Following decades of welfare-state comfort and years of Keynesian stimulus spending, a panicky Europe is seeing the arrival of austerity politics. Resentful debtors such as Greece, Spain and Portugal are being forced into tax increases and spending cuts that are painful, unpopular — and just beginning. Their resentful citizens throw tantrums and sometimes rocks at police. Resentful creditors such as Germany provide bailouts while wondering why they ever shackled themselves (and the value of their currency) to such irresponsible governments.
Those not resentful are scared.
And America is not exempt.
In 2009, the federal government spent $1.67 for every $1 it collected in taxes. The Obama administration’s budget proposals would dramatically increase publicly held debt as a percentage of the economy over the next decade, eventually slowing economic growth, fueling inflation and making America more dependent on the kindness of creditors.
This can go on for only so long before a challenge more similar to Britain’s becomes a fate more similar to Greece’s. America is about to enter its own period of austerity, which is likely to be the dominant political reality for the next decade. The new game will have few winners and many losers.

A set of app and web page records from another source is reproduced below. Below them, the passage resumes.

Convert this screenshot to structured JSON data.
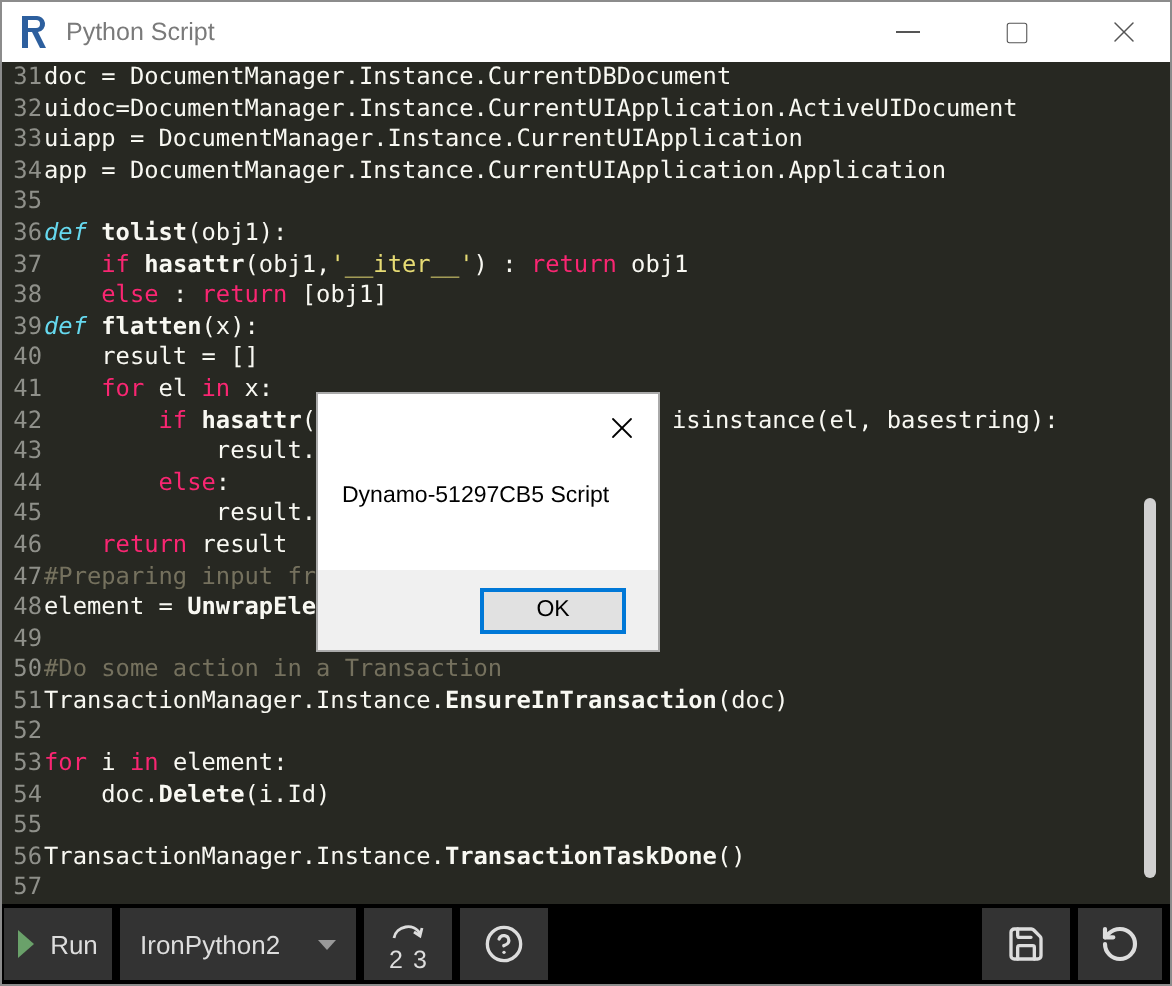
{
  "window": {
    "title": "Python Script"
  },
  "editor": {
    "lines": [
      {
        "number": "31",
        "segments": [
          [
            {
              "kind": "plain",
              "text": "doc = DocumentManager.Instance.CurrentDBDocument"
            }
          ]
        ]
      },
      {
        "number": "32",
        "segments": [
          [
            {
              "kind": "plain",
              "text": "uidoc=DocumentManager.Instance.CurrentUIApplication.ActiveUIDocument"
            }
          ]
        ]
      },
      {
        "number": "33",
        "segments": [
          [
            {
              "kind": "plain",
              "text": "uiapp = DocumentManager.Instance.CurrentUIApplication"
            }
          ]
        ]
      },
      {
        "number": "34",
        "segments": [
          [
            {
              "kind": "plain",
              "text": "app = DocumentManager.Instance.CurrentUIApplication.Application"
            }
          ]
        ]
      },
      {
        "number": "35"
      },
      {
        "number": "36",
        "segments": [
          [
            {
              "kind": "def",
              "text": "def "
            },
            {
              "kind": "name",
              "text": "tolist"
            },
            {
              "kind": "plain",
              "text": "(obj1):"
            }
          ]
        ]
      },
      {
        "number": "37",
        "segments": [
          [
            {
              "kind": "keyword",
              "text": "    if "
            },
            {
              "kind": "name",
              "text": "hasattr"
            },
            {
              "kind": "plain",
              "text": "(obj1,"
            },
            {
              "kind": "string",
              "text": "'__iter__'"
            },
            {
              "kind": "plain",
              "text": ") : "
            },
            {
              "kind": "keyword",
              "text": "return"
            },
            {
              "kind": "plain",
              "text": " obj1"
            }
          ]
        ]
      },
      {
        "number": "38",
        "segments": [
          [
            {
              "kind": "keyword",
              "text": "    else"
            },
            {
              "kind": "plain",
              "text": " : "
            },
            {
              "kind": "keyword",
              "text": "return"
            },
            {
              "kind": "plain",
              "text": " [obj1]"
            }
          ]
        ]
      },
      {
        "number": "39",
        "segments": [
          [
            {
              "kind": "def",
              "text": "def "
            },
            {
              "kind": "name",
              "text": "flatten"
            },
            {
              "kind": "plain",
              "text": "(x):"
            }
          ]
        ]
      },
      {
        "number": "40",
        "segments": [
          [
            {
              "kind": "plain",
              "text": "    result = []"
            }
          ]
        ]
      },
      {
        "number": "41",
        "segments": [
          [
            {
              "kind": "keyword",
              "text": "    for"
            },
            {
              "kind": "plain",
              "text": " el "
            },
            {
              "kind": "keyword",
              "text": "in"
            },
            {
              "kind": "plain",
              "text": " x:"
            }
          ]
        ]
      },
      {
        "number": "42",
        "segments": [
          [
            {
              "kind": "keyword",
              "text": "        if "
            },
            {
              "kind": "name",
              "text": "hasattr"
            },
            {
              "kind": "plain",
              "text": "("
            }
          ],
          [
            {
              "kind": "plain",
              "text": "isinstance(el, basestring):"
            }
          ]
        ]
      },
      {
        "number": "43",
        "segments": [
          [
            {
              "kind": "plain",
              "text": "            result."
            }
          ]
        ]
      },
      {
        "number": "44",
        "segments": [
          [
            {
              "kind": "keyword",
              "text": "        else"
            },
            {
              "kind": "plain",
              "text": ":"
            }
          ]
        ]
      },
      {
        "number": "45",
        "segments": [
          [
            {
              "kind": "plain",
              "text": "            result."
            }
          ]
        ]
      },
      {
        "number": "46",
        "segments": [
          [
            {
              "kind": "keyword",
              "text": "    return"
            },
            {
              "kind": "plain",
              "text": " result"
            }
          ]
        ]
      },
      {
        "number": "47",
        "segments": [
          [
            {
              "kind": "comment",
              "text": "#Preparing input fr"
            }
          ]
        ]
      },
      {
        "number": "48",
        "segments": [
          [
            {
              "kind": "plain",
              "text": "element = "
            },
            {
              "kind": "name",
              "text": "UnwrapEle"
            }
          ]
        ]
      },
      {
        "number": "49"
      },
      {
        "number": "50",
        "segments": [
          [
            {
              "kind": "comment",
              "text": "#Do some action in a Transaction"
            }
          ]
        ]
      },
      {
        "number": "51",
        "segments": [
          [
            {
              "kind": "plain",
              "text": "TransactionManager.Instance."
            },
            {
              "kind": "name",
              "text": "EnsureInTransaction"
            },
            {
              "kind": "plain",
              "text": "(doc)"
            }
          ]
        ]
      },
      {
        "number": "52"
      },
      {
        "number": "53",
        "segments": [
          [
            {
              "kind": "keyword",
              "text": "for"
            },
            {
              "kind": "plain",
              "text": " i "
            },
            {
              "kind": "keyword",
              "text": "in"
            },
            {
              "kind": "plain",
              "text": " element:"
            }
          ]
        ]
      },
      {
        "number": "54",
        "segments": [
          [
            {
              "kind": "plain",
              "text": "    doc."
            },
            {
              "kind": "name",
              "text": "Delete"
            },
            {
              "kind": "plain",
              "text": "(i.Id)"
            }
          ]
        ]
      },
      {
        "number": "55"
      },
      {
        "number": "56",
        "segments": [
          [
            {
              "kind": "plain",
              "text": "TransactionManager.Instance."
            },
            {
              "kind": "name",
              "text": "TransactionTaskDone"
            },
            {
              "kind": "plain",
              "text": "()"
            }
          ]
        ]
      },
      {
        "number": "57"
      }
    ]
  },
  "dialog": {
    "message": "Dynamo-51297CB5 Script",
    "buttons": [
      {
        "label": "OK",
        "default": true
      }
    ]
  },
  "toolbar": {
    "run_label": "Run",
    "engine": "IronPython2",
    "convert": {
      "from": "2",
      "to": "3"
    }
  }
}
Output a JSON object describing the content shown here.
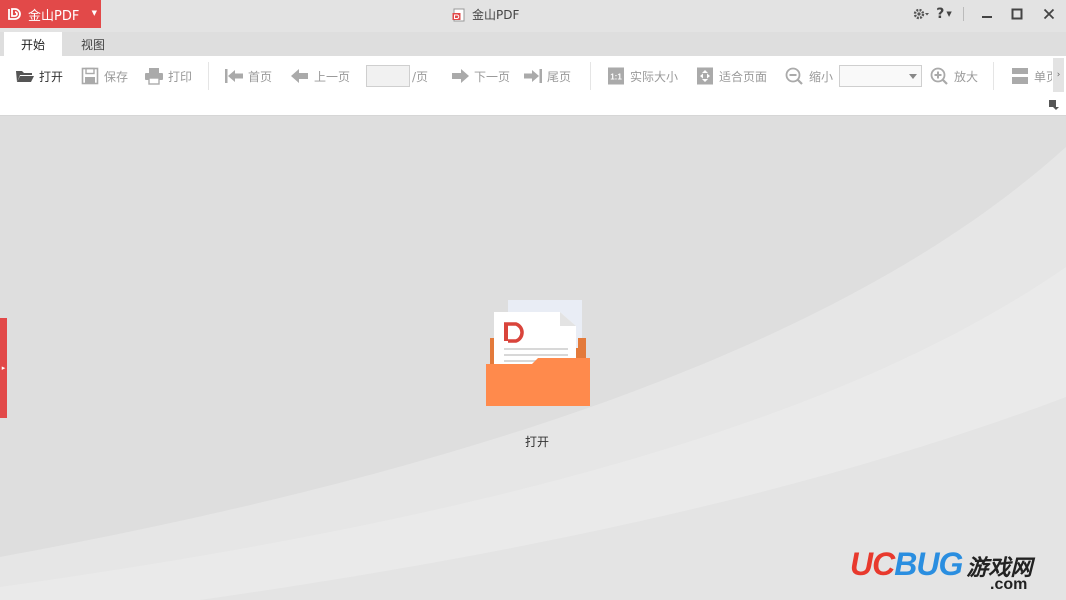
{
  "app": {
    "name": "金山PDF",
    "window_title": "金山PDF",
    "brand_color": "#e24949"
  },
  "title_controls": {
    "settings_icon": "gear-icon",
    "help_label": "?",
    "minimize_icon": "minimize-icon",
    "maximize_icon": "maximize-icon",
    "close_icon": "close-icon"
  },
  "tabs": [
    {
      "label": "开始",
      "active": true
    },
    {
      "label": "视图",
      "active": false
    }
  ],
  "toolbar": {
    "open_label": "打开",
    "save_label": "保存",
    "print_label": "打印",
    "first_page_label": "首页",
    "prev_page_label": "上一页",
    "page_input_value": "",
    "page_suffix": "/页",
    "next_page_label": "下一页",
    "last_page_label": "尾页",
    "actual_size_label": "实际大小",
    "fit_page_label": "适合页面",
    "zoom_out_label": "缩小",
    "zoom_value": "",
    "zoom_in_label": "放大",
    "single_page_label": "单页"
  },
  "main": {
    "open_label": "打开",
    "folder_color": "#ff8a4c"
  },
  "watermark": {
    "uc": "UC",
    "bug": "BUG",
    "cn": "游戏网",
    "com": ".com"
  }
}
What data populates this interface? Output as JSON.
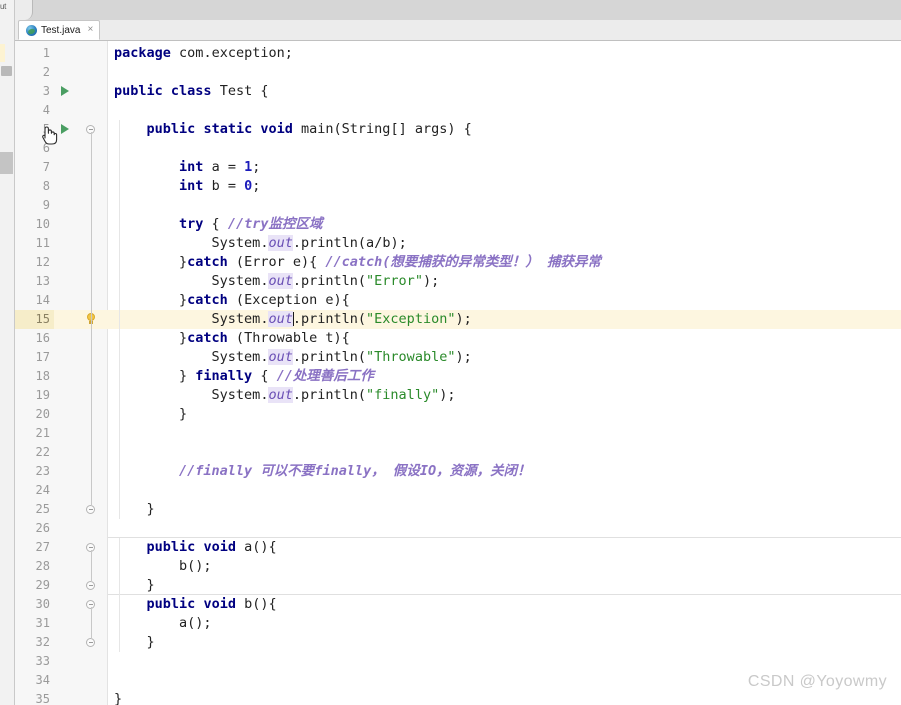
{
  "window": {
    "left_strip_label": "ut"
  },
  "tab": {
    "label": "Test.java",
    "close_glyph": "×",
    "icon": "java-class-icon"
  },
  "editor": {
    "language": "java",
    "highlighted_line": 15,
    "caret_line": 15,
    "colors": {
      "keyword": "#000080",
      "string": "#2a8a2a",
      "comment": "#8a72c4",
      "field": "#6a4fb5",
      "number": "#1b1bbb",
      "line_highlight": "#fdf6e0",
      "gutter_bg": "#f7f7f7",
      "run_arrow": "#4a9e62"
    },
    "lines": [
      {
        "n": 1,
        "text": "package com.exception;"
      },
      {
        "n": 2,
        "text": ""
      },
      {
        "n": 3,
        "text": "public class Test {",
        "run_arrow": true
      },
      {
        "n": 4,
        "text": ""
      },
      {
        "n": 5,
        "text": "    public static void main(String[] args) {",
        "run_arrow": true,
        "fold": "minus"
      },
      {
        "n": 6,
        "text": ""
      },
      {
        "n": 7,
        "text": "        int a = 1;"
      },
      {
        "n": 8,
        "text": "        int b = 0;"
      },
      {
        "n": 9,
        "text": ""
      },
      {
        "n": 10,
        "text": "        try { //try监控区域"
      },
      {
        "n": 11,
        "text": "            System.out.println(a/b);"
      },
      {
        "n": 12,
        "text": "        }catch (Error e){ //catch(想要捕获的异常类型！） 捕获异常"
      },
      {
        "n": 13,
        "text": "            System.out.println(\"Error\");"
      },
      {
        "n": 14,
        "text": "        }catch (Exception e){"
      },
      {
        "n": 15,
        "text": "            System.out.println(\"Exception\");",
        "highlight": true,
        "bulb": true
      },
      {
        "n": 16,
        "text": "        }catch (Throwable t){"
      },
      {
        "n": 17,
        "text": "            System.out.println(\"Throwable\");"
      },
      {
        "n": 18,
        "text": "        } finally { //处理善后工作"
      },
      {
        "n": 19,
        "text": "            System.out.println(\"finally\");"
      },
      {
        "n": 20,
        "text": "        }"
      },
      {
        "n": 21,
        "text": ""
      },
      {
        "n": 22,
        "text": ""
      },
      {
        "n": 23,
        "text": "        //finally 可以不要finally， 假设IO，资源，关闭！"
      },
      {
        "n": 24,
        "text": ""
      },
      {
        "n": 25,
        "text": "    }",
        "fold": "minus"
      },
      {
        "n": 26,
        "text": ""
      },
      {
        "n": 27,
        "text": "    public void a(){",
        "fold": "minus"
      },
      {
        "n": 28,
        "text": "        b();"
      },
      {
        "n": 29,
        "text": "    }",
        "fold": "minus"
      },
      {
        "n": 30,
        "text": "    public void b(){",
        "fold": "minus"
      },
      {
        "n": 31,
        "text": "        a();"
      },
      {
        "n": 32,
        "text": "    }",
        "fold": "minus"
      },
      {
        "n": 33,
        "text": ""
      },
      {
        "n": 34,
        "text": ""
      },
      {
        "n": 35,
        "text": "}"
      }
    ]
  },
  "watermark": {
    "text": "CSDN @Yoyowmy"
  }
}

I have only recently realized how horrifyingly bad the US debt situation is. I knew it was bad but I had no appreciation of just *how* bad. It overshadows every other political and social issue. Not only is the Federal government way in the hole, many of the States are as well.